CONTROVERSIAL plans to build almost 150 homes on a greenfield site in Hampshire have been given the go-ahead.

A large area of rural land is set to disappear beneath bricks and mortar following a decision by civic chiefs aware of the need for more housing.

Flats and houses will be built beside a disused railway line that currently marks the northern boundary of Fordingbridge.

The application had sparked 38 letters of objection from locals worried that the proposed development would create extra traffic problems as well as putting too much strain on schools and medical facilities. Some protestors said it would damage the town’s semi-rural character.

But the scheme was approved by 17 votes to one at a meeting of the district council’s planning committee.

Pennyfarthing Homes and the Highwood Group Ltd were given permission to build 145 homes in a development spanning both sides of Whitsbury Road.

Objectors who addressed the councillors criticised a traffic survey conducted by the applicants, saying it was carried out in the wrong place at the wrong time - and came to the wrong conclusions.
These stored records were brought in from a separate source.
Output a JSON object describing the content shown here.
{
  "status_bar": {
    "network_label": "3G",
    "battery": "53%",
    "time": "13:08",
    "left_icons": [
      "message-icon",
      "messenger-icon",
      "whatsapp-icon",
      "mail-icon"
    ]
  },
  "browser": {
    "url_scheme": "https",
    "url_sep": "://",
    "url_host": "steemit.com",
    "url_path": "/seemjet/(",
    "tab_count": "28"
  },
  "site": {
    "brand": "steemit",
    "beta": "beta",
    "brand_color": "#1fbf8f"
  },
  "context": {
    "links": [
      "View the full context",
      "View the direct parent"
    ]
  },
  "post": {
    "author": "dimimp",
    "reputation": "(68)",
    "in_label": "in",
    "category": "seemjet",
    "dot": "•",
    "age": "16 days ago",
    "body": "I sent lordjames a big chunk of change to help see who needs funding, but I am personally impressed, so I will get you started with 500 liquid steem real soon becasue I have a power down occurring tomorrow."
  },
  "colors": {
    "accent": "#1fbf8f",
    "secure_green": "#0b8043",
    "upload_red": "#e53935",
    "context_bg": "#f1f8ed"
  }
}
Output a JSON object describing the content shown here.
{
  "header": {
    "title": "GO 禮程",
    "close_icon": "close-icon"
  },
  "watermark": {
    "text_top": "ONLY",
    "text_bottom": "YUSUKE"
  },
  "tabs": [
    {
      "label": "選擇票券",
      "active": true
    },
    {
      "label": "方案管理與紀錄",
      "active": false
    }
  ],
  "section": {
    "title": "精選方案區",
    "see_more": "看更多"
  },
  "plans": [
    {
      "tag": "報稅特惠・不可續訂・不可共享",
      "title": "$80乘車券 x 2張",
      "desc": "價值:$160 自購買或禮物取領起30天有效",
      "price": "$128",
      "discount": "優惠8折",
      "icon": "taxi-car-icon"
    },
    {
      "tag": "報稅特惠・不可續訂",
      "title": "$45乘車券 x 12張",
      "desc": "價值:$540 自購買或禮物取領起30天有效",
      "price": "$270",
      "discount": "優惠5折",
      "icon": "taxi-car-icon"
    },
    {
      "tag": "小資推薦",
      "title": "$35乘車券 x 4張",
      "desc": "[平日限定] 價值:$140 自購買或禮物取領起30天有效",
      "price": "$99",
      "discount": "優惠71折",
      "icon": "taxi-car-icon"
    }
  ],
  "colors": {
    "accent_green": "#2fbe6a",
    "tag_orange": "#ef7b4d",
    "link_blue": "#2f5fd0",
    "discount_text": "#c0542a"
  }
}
Dr Bill Syratt said: “The people of Fordingbridge are not against additional housing but they are against the wrong sort of additional housing.”

The application also came under fire from committee member Fran Carpenter, who described it as “field creep”.

Cllr Carpenter complained that the homes and a public open space that also formed part of the scheme would be on opposite sides of Whitsbury Road, allowing more properties to be built on the section of land allocated for residential development.

But Cllr Maureen Holding said: “When I first knew Fordingbridge it was a tiny village compared with what it is today but we need more housing and this is quite a good solution.”

Fordingbridge councillor Ann Sevier said the scheme was “no more cramped” than existing estates in the area. But she expressed concern about construction traffic.